WORK TASK
Look through the records, and wherever the string "floor" turns up, copy out that line.

EXTRACTED INFORMATION
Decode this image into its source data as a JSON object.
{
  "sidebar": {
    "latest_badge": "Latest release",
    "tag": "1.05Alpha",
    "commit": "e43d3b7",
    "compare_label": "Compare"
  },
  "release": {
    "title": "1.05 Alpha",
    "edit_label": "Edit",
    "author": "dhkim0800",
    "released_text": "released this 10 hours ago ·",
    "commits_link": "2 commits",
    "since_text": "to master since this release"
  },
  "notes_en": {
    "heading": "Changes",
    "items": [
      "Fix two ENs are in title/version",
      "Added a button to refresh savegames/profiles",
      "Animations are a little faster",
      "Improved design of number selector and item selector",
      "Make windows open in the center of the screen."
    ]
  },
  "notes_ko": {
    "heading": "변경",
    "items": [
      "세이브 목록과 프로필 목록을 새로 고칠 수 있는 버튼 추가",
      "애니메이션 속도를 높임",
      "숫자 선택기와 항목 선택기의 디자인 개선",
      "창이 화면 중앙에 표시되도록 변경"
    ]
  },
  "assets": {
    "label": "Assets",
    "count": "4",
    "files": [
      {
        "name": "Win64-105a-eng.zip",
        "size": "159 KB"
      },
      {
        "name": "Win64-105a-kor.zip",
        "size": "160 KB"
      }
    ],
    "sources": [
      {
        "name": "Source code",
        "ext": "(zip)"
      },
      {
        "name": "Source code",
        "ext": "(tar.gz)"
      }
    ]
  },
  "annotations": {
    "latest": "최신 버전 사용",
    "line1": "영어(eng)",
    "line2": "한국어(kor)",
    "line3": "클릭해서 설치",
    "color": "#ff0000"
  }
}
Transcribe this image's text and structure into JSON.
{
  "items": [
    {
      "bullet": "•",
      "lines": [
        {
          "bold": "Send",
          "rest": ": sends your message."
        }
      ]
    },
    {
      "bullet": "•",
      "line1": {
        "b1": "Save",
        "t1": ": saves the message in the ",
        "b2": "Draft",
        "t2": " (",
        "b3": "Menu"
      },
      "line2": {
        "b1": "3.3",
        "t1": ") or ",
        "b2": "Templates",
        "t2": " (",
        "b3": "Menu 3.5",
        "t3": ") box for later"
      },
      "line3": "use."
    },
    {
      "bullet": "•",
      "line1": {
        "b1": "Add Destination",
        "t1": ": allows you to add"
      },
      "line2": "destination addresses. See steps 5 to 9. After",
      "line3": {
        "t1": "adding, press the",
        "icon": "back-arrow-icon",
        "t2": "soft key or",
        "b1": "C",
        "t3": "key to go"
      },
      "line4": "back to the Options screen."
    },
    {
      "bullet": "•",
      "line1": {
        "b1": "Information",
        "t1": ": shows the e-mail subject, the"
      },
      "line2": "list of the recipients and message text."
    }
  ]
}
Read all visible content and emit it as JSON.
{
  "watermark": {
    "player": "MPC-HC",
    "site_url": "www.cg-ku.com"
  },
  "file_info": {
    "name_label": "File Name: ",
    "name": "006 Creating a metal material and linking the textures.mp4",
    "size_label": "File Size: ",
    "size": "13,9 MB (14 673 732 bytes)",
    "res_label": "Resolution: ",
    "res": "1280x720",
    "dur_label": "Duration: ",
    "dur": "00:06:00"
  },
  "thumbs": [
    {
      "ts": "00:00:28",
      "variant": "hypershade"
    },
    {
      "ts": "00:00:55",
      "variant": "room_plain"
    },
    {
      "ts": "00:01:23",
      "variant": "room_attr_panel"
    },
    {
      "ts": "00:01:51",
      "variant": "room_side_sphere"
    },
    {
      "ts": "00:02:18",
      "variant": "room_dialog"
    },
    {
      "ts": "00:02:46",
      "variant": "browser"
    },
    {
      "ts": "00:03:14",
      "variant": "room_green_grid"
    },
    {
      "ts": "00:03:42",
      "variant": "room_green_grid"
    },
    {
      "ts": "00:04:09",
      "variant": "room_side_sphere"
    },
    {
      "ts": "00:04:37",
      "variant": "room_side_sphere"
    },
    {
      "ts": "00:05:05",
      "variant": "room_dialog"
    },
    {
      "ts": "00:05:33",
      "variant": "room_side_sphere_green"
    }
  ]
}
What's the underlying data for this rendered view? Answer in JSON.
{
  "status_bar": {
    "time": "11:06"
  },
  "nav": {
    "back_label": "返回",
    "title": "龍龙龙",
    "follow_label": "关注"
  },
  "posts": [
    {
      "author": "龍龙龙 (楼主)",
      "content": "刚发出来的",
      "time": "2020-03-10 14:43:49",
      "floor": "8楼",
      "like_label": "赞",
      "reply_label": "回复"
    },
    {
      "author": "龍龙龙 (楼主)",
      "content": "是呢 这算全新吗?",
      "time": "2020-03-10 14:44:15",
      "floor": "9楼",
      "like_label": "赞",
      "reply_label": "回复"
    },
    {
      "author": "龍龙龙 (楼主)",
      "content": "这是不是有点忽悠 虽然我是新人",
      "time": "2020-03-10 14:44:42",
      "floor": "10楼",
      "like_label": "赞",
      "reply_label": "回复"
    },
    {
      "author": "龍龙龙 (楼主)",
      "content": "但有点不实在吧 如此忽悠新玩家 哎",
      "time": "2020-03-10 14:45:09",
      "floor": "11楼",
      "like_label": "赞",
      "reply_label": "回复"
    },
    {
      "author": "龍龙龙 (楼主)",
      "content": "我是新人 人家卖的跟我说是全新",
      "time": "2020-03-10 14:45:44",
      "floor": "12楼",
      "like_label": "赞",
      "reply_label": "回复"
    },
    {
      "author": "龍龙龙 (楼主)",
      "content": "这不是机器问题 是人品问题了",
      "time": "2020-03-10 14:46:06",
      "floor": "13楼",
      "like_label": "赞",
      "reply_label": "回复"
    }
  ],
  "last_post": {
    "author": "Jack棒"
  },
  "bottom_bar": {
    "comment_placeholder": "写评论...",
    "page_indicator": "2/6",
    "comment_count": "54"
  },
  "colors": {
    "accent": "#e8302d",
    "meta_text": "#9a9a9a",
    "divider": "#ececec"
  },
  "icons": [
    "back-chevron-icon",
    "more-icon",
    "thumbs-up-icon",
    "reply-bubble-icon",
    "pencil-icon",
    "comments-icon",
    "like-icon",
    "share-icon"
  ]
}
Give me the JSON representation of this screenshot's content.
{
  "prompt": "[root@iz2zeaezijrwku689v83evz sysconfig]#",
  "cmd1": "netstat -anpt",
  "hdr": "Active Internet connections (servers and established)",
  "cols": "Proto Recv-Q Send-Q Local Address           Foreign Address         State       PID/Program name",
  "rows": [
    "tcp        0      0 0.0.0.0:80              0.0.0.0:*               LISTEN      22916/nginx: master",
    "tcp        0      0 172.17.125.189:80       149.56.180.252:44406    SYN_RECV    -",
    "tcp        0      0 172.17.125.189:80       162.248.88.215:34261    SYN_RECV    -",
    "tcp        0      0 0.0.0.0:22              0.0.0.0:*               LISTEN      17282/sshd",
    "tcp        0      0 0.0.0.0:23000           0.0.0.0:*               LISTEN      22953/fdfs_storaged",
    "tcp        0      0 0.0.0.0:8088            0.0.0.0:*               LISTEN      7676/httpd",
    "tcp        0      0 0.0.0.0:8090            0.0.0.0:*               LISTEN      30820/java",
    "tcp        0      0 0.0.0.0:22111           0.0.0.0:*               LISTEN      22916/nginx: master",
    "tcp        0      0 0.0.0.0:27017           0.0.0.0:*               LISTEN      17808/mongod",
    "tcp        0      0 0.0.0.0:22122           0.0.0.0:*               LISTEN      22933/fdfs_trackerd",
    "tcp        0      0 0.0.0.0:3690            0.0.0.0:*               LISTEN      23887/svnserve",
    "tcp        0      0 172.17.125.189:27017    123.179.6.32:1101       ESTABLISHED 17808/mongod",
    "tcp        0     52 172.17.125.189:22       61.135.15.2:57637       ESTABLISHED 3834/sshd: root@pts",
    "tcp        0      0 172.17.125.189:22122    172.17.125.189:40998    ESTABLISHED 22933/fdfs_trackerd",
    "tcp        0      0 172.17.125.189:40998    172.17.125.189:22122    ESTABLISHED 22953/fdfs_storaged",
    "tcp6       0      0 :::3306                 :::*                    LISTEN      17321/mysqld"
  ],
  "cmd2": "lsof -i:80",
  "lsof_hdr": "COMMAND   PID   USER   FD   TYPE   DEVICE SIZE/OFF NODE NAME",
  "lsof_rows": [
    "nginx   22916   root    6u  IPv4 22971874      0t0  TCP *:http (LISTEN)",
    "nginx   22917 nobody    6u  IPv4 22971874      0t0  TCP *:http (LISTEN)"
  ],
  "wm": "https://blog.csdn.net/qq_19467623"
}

SOLUTION BELOW
      "floor": "8楼",
      "floor": "9楼",
      "floor": "10楼",
      "floor": "11楼",
      "floor": "12楼",
      "floor": "13楼",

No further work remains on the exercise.